- Develop effective sourcing and outreach strategies to attract diverse talent
- Build diverse adjunct pools and advance screening for minimum qualifications
- Define the stages of the adjunct hiring process
- Develop relevant hiring guidelines
- Ensure time-sensitive appointments
Because of the predominance of adjunct faculty, HR departments in community colleges tend to have developed more systematic guidelines and resources, such as the Los Rios Community College District in California that offers a well-developed set of practices and resources. As an example from a private research university, Drexel University’s HR department offers the opportunity to work with HR business partners in recruiting adjuncts as well as provides a systematic presentation of the workflow (http://drexel.edu/hr/atDrexel/employmentOps/adjuncts/).
Total rewards strategy and talent development
Developing a cohesive total rewards strategy for adjunct faculty is a critical institutional approach to retaining adjunct talent. A comprehensive approach to both direct and indirect compensation will create a cohesive system aligned with institutional goals that includes the design of competitive compensation programs, benefits, and retirement plans as well as work/life offerings, recognition and award programs, and professional development opportunities.
According to recent salary surveys, the median salary of adjunct professors is $2,700 per semester course and ranges from an average of $20,000 to $25,000 per year. This relatively low level of pay requires careful institutional analysis in addressing adjunct retention and job satisfaction in light of available budgetary resources. HR professionals can assist in evaluating the value proposition for adjunct faculty by conducting benchmarking surveys that assess market position in relation to peer institutions and by developing salary recommendations that address budget realities while maintaining competitive advantage.
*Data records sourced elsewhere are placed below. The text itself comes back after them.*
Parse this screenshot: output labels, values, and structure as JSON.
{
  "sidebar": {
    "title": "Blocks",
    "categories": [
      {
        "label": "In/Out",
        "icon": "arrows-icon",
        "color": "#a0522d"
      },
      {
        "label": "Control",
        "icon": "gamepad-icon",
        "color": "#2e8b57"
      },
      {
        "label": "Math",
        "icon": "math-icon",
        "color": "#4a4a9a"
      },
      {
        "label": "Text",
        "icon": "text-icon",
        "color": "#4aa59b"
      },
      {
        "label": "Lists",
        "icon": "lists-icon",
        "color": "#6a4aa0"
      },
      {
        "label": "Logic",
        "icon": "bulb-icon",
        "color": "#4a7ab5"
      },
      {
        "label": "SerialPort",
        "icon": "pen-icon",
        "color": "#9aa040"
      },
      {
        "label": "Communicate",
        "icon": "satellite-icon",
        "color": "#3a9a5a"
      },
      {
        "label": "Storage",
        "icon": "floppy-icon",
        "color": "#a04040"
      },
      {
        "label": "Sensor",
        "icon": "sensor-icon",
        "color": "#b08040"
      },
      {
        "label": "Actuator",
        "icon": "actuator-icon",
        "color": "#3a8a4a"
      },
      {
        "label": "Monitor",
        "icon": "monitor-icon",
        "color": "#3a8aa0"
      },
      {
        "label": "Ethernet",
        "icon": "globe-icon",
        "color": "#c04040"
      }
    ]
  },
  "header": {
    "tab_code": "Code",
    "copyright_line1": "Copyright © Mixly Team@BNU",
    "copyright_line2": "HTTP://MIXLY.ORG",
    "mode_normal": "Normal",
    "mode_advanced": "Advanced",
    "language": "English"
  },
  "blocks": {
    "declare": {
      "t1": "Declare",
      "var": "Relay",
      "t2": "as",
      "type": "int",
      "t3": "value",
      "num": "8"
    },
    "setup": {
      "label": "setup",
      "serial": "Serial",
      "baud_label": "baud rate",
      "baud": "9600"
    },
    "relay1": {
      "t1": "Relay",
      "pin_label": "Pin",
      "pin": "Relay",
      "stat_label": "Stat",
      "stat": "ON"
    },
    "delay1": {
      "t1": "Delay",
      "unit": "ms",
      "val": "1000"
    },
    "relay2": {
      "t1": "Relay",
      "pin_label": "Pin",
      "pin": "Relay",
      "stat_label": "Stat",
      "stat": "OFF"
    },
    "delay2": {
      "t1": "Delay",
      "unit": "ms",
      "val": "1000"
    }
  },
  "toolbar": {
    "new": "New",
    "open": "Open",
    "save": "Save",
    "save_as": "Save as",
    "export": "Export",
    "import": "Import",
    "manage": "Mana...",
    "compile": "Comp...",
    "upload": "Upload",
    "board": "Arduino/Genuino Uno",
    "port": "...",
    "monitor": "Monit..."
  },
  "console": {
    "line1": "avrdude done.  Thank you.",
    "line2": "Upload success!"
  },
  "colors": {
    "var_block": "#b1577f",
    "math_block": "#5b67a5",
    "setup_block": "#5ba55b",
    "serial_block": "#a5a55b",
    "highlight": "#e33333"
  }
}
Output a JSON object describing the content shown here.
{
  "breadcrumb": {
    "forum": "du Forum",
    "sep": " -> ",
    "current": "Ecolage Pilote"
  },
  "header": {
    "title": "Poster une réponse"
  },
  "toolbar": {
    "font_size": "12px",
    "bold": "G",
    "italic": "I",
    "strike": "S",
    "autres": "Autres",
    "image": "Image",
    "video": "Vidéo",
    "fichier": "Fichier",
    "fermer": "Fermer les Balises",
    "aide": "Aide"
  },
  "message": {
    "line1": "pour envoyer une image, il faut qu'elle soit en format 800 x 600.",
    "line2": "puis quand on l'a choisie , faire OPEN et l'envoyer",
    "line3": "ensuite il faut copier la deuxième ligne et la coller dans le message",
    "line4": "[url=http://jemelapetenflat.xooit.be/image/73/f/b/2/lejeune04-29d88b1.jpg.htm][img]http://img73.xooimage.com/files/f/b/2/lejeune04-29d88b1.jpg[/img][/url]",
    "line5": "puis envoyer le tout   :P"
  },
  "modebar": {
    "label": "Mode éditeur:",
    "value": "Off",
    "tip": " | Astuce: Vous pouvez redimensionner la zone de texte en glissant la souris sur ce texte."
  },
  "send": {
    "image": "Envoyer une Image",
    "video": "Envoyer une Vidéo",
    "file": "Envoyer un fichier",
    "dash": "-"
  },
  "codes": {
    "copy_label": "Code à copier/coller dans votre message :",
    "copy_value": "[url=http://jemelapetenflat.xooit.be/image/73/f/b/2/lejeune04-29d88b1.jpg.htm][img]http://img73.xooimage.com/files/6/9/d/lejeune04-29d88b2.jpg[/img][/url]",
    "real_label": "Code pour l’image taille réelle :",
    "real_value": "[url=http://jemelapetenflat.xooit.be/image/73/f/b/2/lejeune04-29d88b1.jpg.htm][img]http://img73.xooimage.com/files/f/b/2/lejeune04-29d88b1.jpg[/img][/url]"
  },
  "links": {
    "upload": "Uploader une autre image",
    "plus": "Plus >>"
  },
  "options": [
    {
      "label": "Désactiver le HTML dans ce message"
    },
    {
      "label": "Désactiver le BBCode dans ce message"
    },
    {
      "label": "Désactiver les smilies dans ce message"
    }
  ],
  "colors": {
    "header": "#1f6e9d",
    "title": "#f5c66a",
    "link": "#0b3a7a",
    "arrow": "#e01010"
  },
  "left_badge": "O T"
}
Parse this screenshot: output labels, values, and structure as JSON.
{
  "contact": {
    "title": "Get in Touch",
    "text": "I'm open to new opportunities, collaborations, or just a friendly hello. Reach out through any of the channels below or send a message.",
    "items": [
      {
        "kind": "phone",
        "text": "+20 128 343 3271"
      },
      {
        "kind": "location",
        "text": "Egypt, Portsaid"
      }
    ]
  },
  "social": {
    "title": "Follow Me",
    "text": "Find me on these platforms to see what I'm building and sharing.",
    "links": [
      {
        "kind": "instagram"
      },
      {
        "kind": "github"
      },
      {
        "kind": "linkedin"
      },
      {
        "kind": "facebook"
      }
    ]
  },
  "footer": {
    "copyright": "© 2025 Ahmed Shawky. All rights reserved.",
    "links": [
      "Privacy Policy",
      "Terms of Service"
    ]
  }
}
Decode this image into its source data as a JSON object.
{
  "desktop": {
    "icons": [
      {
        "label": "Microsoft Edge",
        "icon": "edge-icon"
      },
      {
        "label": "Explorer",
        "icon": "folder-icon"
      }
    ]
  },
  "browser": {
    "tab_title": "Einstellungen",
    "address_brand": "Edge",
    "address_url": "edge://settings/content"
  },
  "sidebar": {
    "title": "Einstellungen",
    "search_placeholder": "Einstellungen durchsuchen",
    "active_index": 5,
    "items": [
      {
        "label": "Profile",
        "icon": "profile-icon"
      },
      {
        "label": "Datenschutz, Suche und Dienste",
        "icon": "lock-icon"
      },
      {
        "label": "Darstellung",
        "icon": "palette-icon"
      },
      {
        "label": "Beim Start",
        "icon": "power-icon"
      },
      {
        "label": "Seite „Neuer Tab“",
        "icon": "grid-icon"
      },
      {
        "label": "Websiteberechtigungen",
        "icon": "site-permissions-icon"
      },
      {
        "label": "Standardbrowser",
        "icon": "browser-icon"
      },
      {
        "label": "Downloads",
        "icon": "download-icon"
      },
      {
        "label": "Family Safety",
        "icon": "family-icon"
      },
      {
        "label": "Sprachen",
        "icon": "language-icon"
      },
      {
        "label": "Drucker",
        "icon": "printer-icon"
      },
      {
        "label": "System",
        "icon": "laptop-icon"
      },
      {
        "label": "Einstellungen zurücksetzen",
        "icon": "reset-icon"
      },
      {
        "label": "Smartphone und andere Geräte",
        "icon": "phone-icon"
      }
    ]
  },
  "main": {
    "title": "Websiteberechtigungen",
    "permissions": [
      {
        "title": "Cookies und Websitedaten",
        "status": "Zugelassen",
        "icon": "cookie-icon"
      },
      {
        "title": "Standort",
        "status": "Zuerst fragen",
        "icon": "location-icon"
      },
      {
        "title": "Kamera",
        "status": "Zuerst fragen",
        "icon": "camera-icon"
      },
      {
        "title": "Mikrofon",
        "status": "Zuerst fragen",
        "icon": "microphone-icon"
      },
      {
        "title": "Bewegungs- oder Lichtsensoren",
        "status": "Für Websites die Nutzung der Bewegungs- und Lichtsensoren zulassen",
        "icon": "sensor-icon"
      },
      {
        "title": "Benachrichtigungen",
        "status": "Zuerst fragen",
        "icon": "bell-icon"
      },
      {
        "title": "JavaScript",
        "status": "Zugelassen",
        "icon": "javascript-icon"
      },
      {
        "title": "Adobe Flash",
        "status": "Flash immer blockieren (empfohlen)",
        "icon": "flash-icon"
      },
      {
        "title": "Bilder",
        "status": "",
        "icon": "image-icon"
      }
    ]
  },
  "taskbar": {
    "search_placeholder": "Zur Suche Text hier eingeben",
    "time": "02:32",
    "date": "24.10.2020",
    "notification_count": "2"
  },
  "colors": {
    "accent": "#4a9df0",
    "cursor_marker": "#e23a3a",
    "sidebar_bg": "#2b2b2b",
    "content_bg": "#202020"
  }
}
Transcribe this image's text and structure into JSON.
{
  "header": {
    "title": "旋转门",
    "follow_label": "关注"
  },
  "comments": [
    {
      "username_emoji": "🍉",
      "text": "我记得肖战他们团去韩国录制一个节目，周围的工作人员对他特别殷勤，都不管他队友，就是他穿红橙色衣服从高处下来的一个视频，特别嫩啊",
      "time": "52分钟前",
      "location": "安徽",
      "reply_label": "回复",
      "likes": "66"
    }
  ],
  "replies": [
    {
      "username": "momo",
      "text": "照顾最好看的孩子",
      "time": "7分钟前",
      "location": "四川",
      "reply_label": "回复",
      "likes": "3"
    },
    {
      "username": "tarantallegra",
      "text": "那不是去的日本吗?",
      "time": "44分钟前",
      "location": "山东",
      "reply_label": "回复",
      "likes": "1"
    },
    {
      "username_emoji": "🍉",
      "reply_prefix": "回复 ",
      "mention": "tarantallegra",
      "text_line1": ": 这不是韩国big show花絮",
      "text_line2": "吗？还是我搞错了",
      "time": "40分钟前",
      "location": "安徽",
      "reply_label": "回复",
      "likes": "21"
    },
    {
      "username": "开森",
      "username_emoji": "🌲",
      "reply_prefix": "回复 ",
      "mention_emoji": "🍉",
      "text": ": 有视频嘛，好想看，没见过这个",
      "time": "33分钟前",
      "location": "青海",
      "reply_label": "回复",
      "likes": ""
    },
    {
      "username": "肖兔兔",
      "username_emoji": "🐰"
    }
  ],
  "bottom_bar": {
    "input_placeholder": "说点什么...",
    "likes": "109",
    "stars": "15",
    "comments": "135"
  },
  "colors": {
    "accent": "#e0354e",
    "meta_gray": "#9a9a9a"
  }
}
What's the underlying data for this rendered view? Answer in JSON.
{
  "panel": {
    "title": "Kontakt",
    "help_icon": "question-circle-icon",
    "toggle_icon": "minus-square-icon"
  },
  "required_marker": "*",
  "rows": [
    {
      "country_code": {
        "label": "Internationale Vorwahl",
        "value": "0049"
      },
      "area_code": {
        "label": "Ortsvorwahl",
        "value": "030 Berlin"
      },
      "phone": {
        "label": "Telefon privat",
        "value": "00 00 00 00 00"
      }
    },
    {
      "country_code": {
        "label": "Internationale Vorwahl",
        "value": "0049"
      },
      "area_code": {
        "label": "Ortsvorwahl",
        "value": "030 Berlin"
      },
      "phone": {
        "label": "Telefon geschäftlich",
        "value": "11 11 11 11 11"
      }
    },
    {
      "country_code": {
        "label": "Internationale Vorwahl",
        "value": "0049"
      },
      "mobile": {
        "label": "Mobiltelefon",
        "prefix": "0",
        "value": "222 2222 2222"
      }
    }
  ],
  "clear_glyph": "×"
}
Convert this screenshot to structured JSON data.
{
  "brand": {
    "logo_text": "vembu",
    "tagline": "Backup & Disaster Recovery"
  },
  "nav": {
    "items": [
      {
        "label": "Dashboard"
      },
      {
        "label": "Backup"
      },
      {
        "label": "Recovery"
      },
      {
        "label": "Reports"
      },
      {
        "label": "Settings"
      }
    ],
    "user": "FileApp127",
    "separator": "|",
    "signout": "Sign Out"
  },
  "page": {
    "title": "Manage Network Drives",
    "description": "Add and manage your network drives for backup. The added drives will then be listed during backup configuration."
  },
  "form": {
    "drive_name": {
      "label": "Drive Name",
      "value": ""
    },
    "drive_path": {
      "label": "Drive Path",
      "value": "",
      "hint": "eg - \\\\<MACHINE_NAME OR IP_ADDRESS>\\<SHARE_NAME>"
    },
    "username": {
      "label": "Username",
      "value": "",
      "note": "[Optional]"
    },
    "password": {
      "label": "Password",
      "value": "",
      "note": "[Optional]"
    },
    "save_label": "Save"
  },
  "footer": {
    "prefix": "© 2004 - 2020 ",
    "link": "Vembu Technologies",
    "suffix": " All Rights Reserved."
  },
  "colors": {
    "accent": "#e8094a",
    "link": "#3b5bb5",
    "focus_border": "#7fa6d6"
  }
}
On the benefits side of the equation, some institutions have moved to limit adjunct participation in benefit programs under the Patient Protection and Affordable Care Act by capping course loads. Other institutions have created separate benefit programs with higher deductibles that meet the letter of the law but make enrolling in health care a costly proposition. Such policies require careful review and analysis to determine their impact on retaining adjuncts given their need to sustain a viable income and maintain adequate health care for themselves and their families. Furthermore, at many institutions, office hours are not paid, diminishing the ability of adjuncts to work closely with students. These factors suggest the need for an overall evaluation and systematization of the institution’s policies and pay practices for adjuncts.
Professional development is another important area in which HR can work with academic leaders and teaching and learning centers to offer leading-edge programs that specifically address the needs of adjuncts. Such programs include, for example, orientation programs that feature several follow-up sessions, discussions of academic policy and available teaching resources, classroom technology and online course development, and work/life seminars. Consideration can be given to providing a stipend for orientation and professional development programs because they fall outside of the adjunct faculty workload.
In today’s higher education environment, development of a competitive adjunct talent strategy that optimizes institutional resources while providing greater job satisfaction to part-time faculty is critical to organizational success. The strategic partnership of HR with academic leaders offers the opportunity for the creation of talent approaches that align with educational goals while ensuring the continued contributions of a diverse and talented adjunct faculty workforce.
Alvin Evans and Edna B. Chun, DM are award-winning authors, each with more than two decades of experience in higher education. Edna Chun is chief learning officer and Alvin Evans is higher education practice leader for HigherEd Talent, a national HR and diversity consulting firm.
Reprinted from Academic Leader, 32.6 (2016): 1, 5. © Magna Publications. All rights reserved.